I grew up in rural Warwickshire, and we often went into the city of Coventry for shopping. My recollections of it as a child were nasty grey concrete everywhere, which was in equal measure ugly and boring, and a modern cathedral, unlike any other. But those a little older than me remembered that was left of Coventry after the blitz was very little, and there are countless pictures of the ruins of much of the city. Yet to look at the city now, it’s almost impossible to imagine what it was like when faced with ruins.
That’s exactly the rebuilding task that Ezra and his companions faced. They returned from their exile to a city, and their beloved Temple, lying in ruins. People weren’t very inspired, and they didn’t have the energy or the inclination to do very much, but Ezra and Nehemiah managed to fire them up and get them going. So much of that applies to us as well. It might feel that we’re in exile, that we’re lacking in energy or enthusiasm, but we need to move forward in faith, to rebuild our own building in this age. If we think we can stand still, and carry on as before, we’ll not be acknowledging the kind of exile a Christian church faces in the twenty-first century, and will continue to face as things will get worse before there’s any hope of their getting better. Will we rise to challenge as our ancestors in the faith have done in this place before us, as the people of God did when they came home from their exile?
God’s call is strong, but God is with us, and the power behind us in greater than the task ahead of us.
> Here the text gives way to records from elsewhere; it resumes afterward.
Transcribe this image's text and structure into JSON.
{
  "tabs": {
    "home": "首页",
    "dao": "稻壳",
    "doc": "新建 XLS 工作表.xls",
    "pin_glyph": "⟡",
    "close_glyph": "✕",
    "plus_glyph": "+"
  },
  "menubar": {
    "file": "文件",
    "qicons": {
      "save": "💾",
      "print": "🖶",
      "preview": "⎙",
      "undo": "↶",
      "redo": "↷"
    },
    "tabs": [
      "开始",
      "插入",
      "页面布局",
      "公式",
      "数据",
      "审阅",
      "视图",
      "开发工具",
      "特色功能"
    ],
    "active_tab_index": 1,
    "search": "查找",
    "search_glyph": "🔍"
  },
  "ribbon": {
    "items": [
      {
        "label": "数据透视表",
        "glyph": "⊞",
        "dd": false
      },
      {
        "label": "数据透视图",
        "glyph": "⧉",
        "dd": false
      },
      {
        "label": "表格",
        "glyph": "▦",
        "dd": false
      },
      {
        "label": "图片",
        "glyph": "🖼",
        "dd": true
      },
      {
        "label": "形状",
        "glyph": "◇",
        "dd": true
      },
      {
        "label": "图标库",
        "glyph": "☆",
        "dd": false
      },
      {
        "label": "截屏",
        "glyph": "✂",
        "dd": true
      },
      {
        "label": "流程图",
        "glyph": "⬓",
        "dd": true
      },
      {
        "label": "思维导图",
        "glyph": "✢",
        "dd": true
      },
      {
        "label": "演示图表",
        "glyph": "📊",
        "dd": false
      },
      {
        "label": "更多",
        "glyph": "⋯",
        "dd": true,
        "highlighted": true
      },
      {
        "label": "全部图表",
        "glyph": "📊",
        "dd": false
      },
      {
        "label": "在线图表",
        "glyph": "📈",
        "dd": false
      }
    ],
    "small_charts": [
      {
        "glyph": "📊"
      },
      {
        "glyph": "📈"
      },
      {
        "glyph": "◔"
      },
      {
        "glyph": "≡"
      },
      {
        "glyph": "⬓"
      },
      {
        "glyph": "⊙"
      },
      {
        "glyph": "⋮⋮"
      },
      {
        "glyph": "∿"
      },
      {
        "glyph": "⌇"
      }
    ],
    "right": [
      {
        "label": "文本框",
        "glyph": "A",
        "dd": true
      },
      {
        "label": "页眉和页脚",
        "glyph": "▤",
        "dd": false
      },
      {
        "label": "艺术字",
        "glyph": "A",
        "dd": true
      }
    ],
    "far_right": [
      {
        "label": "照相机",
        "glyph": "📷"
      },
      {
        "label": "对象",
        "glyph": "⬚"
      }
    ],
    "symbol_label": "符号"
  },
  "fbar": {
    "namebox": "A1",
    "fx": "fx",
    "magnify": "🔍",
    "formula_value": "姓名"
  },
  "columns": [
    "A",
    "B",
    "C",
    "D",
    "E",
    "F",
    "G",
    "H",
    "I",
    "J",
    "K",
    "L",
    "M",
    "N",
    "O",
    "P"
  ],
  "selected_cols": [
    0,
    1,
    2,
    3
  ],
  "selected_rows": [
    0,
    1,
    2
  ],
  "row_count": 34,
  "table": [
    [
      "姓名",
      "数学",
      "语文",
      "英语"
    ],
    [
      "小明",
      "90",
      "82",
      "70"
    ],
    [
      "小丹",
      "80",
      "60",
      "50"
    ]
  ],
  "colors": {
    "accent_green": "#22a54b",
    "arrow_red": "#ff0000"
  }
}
I’m going to end by reminding of a sense of proportion. A building, however useful, however much it helps us in God’s mission, is nothing more than a tool to help us. As our reading from the Acts of the Apostles reminded us, it’s not place where we can contain God, it’s not really a house for God, because God lives in and through us. May our decisions and our actions show God at work in this place.